An exclusion zone was set up around the Ukranian region following the nuclear reactor disaster in 1986.

But now, Professor Jim Smith and a team of British scientists have created a bottle of vodka – called Atomik – which Professor Smith believes could kick-start the area’s economy.

The vodka is free from radioactivity, because the distilling process reduces all impurities in the grain – as is the case with all spirits.

Professor Smith said: ‘I think this is the most important bottle of spirits in the world because it could help the economic recovery of communities living in and around the abandoned areas.

‘Many thousands of people are still living in the Zone of Obligatory Resettlement where new investment and use of agricultural land is still forbidden.’
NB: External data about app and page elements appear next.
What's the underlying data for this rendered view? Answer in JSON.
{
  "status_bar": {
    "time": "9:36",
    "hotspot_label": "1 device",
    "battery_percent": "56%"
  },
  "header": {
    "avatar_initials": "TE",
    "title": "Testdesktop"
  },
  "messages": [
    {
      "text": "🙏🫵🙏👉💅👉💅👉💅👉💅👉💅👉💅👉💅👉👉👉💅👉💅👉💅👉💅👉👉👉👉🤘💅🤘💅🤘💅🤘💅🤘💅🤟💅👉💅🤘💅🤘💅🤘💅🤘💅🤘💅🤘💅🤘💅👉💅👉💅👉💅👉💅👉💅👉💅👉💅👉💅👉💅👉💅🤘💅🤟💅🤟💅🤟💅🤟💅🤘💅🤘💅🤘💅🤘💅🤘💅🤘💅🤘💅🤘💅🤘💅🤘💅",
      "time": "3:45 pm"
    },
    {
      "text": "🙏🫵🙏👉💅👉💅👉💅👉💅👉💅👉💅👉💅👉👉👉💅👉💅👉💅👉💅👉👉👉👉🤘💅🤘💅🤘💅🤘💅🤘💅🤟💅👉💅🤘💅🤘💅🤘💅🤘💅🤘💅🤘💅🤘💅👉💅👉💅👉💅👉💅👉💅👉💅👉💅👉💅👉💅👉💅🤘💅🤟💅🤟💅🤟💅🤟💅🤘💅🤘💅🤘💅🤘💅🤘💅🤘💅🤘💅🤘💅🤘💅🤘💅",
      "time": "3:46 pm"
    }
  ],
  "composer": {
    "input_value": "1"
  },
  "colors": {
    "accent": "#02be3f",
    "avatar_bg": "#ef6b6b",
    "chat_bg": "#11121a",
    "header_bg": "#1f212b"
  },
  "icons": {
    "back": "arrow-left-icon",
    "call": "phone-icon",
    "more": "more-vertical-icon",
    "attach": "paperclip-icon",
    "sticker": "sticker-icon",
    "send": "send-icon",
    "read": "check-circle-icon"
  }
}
To produce the vodka, Professor Smith and his team diluted the distilled alcohol with mineral water from a deep aquifer in Chernobyl town.

Currently, just one bottle has been produced, but The Chernobyl Spirit Company is hoping to churn out 500 bottles by the end of this year.

He says there are areas of Chernobyl where economic development could begin to really flourish.

‘We don't think the main exclusion zone should be extensively used for agriculture as it is now a wildlife reserve but there are other areas where people live but agriculture is still banned,’ he said.

‘Thirty-three years on, many abandoned areas could now be used to grow crops safely without the need for distillation.

‘We aim to make a high-value product to support economic development of areas outside the main exclusion zone where radiation isn't now a significant health risk.'

A University of Portsmouth spokesman said: ‘The team found some radioactivity in the grain: Strontium-90 is slightly above the cautious Ukrainian limit of 20 Bq/kg.

‘But, because distilling reduces any impurities in the original grain, the only radioactivity the researchers could detect in the alcohol is natural Carbon-14 at the same level you would expect in any spirit drink.’